Post Pandemic Scenarios — Part 2: A futurist view of the next few months

This post is part of a series documenting my work on a pandemic-focused project with Big Foresight, a futurist meetup group created by Mike Courtney and Quyen Nguyen from Aperio Insights. While futurists typically look out 10+ years into the future, the current COVID-19 coronavirus situation requires planning for BIG changes in just the next few months. My role involves helping create foresight exercises for online workshops such as future wheels, archetypes of change and more to imagine what implications might be waiting for us when we emerge from this wave of disruption. Please start by reading Part 1.

In our second meetup for Post-Pandemic Scenarios, we went through a series of futurist exercises to try and make sense of all the ideas we came up with in the first meetup.

What I Did

Assumptions and Reversals

Notes from the assumptions/reversals exercise

As a group, we came up with two pages of assumptions (things we assume to be true or a given) and reversals (flipping the assumption). We focused on thinking about what long held assumptions are changing due to COVID-19.

Physical presence requirements came up frequently in the assumptions

For example, “Physical presence is required at work & for social interactions” was an assumption that now seems to be changing with the coronavirus pandemic. The fact that we were working on this project and socializing online/remotely for this exercise shows that this reversal is already becoming a new reality.

Critical Themes and Clusters

Ideas that occurred frequently and were critical

Next, we spent a few minutes reading through everyone’s assumption reversals. We noticed some ideas being repeated more than others and used that information to identify key themes and clusters of ideas

Uncertainties and Risks

Key uncertainties and risks highlighted in blue

Once we narrowed down the critical themes, we were able to identify new uncertainties and risks that relate to the pandemic situation.

This exercises also brought up some new questions:

  • How does this affect our political life? (voting, governance, etc)
  • How will manufacturing of key items change here vs overseas: Medical equipment, pharmaceuticals, food, etc?
  • Will we become more isolationist on politics & economy? Return to “Made in America”?
  • How do we get needed income?
  • How do people at margins create resilience?
  • How is our relationship to risk changing?

Master Efforts Board

“A Time for Action” Trello team workspace

After our meetup, the Big Foresight organizers created a Trello workspace called “A Time for Action”. The purpose of the workspace is to organize information about COVID-19 and make a comprehensive collection of sources that are doing innovative work and serving critical needs that we discovered in our earlier exercises.

I contributed to the “Master Efforts” board, where we collected resources and links for logistics, supplies, testing, personal protection, medical innovation and more.

From our brief research so far, it seems that there are many individuals and groups focusing on addressing immediate needs such as distributing and making masks, gloves and cleaning supplies, emergency funds for people in need, and data tracking sites and apps that give live updates on the amount of COVID-19 cases.
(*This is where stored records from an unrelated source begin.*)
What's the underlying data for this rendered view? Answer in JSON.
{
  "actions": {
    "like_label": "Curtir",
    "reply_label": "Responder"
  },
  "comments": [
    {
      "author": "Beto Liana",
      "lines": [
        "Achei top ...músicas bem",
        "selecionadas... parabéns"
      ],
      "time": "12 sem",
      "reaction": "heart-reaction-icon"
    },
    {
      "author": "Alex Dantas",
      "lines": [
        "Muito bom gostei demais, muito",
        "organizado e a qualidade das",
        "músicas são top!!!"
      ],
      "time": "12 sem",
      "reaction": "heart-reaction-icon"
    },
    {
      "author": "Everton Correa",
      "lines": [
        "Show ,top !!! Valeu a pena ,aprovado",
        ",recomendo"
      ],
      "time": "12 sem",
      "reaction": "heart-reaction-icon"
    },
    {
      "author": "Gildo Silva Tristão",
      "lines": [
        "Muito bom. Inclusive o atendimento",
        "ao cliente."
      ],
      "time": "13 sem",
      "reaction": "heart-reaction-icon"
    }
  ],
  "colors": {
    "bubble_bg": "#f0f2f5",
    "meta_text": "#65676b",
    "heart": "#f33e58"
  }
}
We found fewer resources that focus on the bigger picture and long-term solutions, such as developing medical innovations that fight the virus, mass-testing solutions, or inventions that adapt everyday interactions for this era of social distancing like touchless interfaces and new business models that allow people to shop or work safely.
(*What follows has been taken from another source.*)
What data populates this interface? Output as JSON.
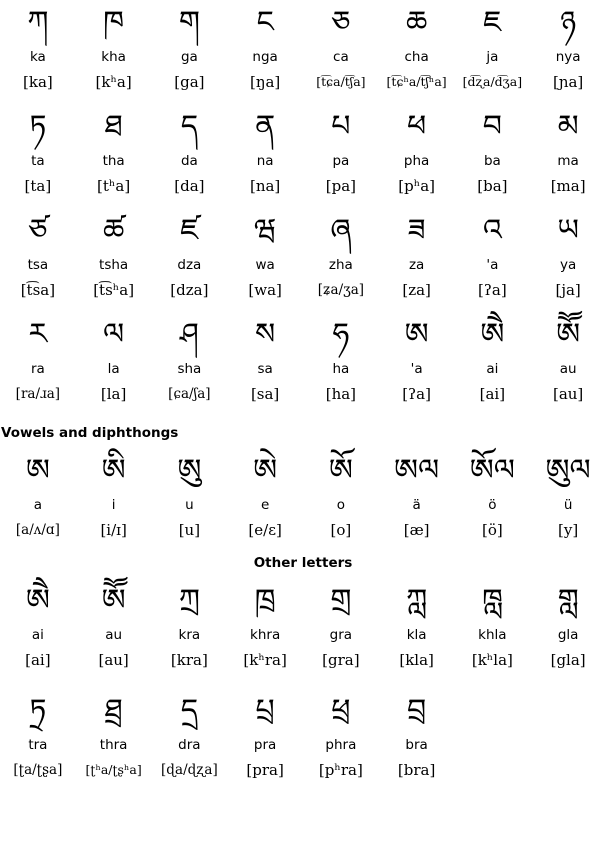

What I Learned

  • Identifying key uncertainties helps us figure out which issues to address and what spaces need more attention. A lot of effort is being put towards addressing urgent needs and making sure people are staying safe and healthy right now, but the results of our exercises suggest that things like social structures, business models, and economic policies will need more attention in the coming months as things progress.
  • There is a lot we don’t know. Throughout these exercises, we came up with plenty of questions that we don’t yet know the answer to. We may not discover answers to unknowns until we live through this and see how things like the way we social and greet people change (or potentially return to how they were before).

New Questions

  • How might this pandemic impact the development and popularity of technologies like VR, AR and touchless interfaces?
  • How might work and school interactions such as meetings, classes and training change in the next year? We have made many things online and virtual temporarily, but will these changes last post-pandemic and if so, how?
  • How might businesses and organizations that rely on in-person and physical interactions adapt to stay afloat and relevant with social distancing and the shutting down of non-essential businesses?

Continue the Series

Part 3: How might organizations and businesses adapt and thrive?

Designer and lifelong learner |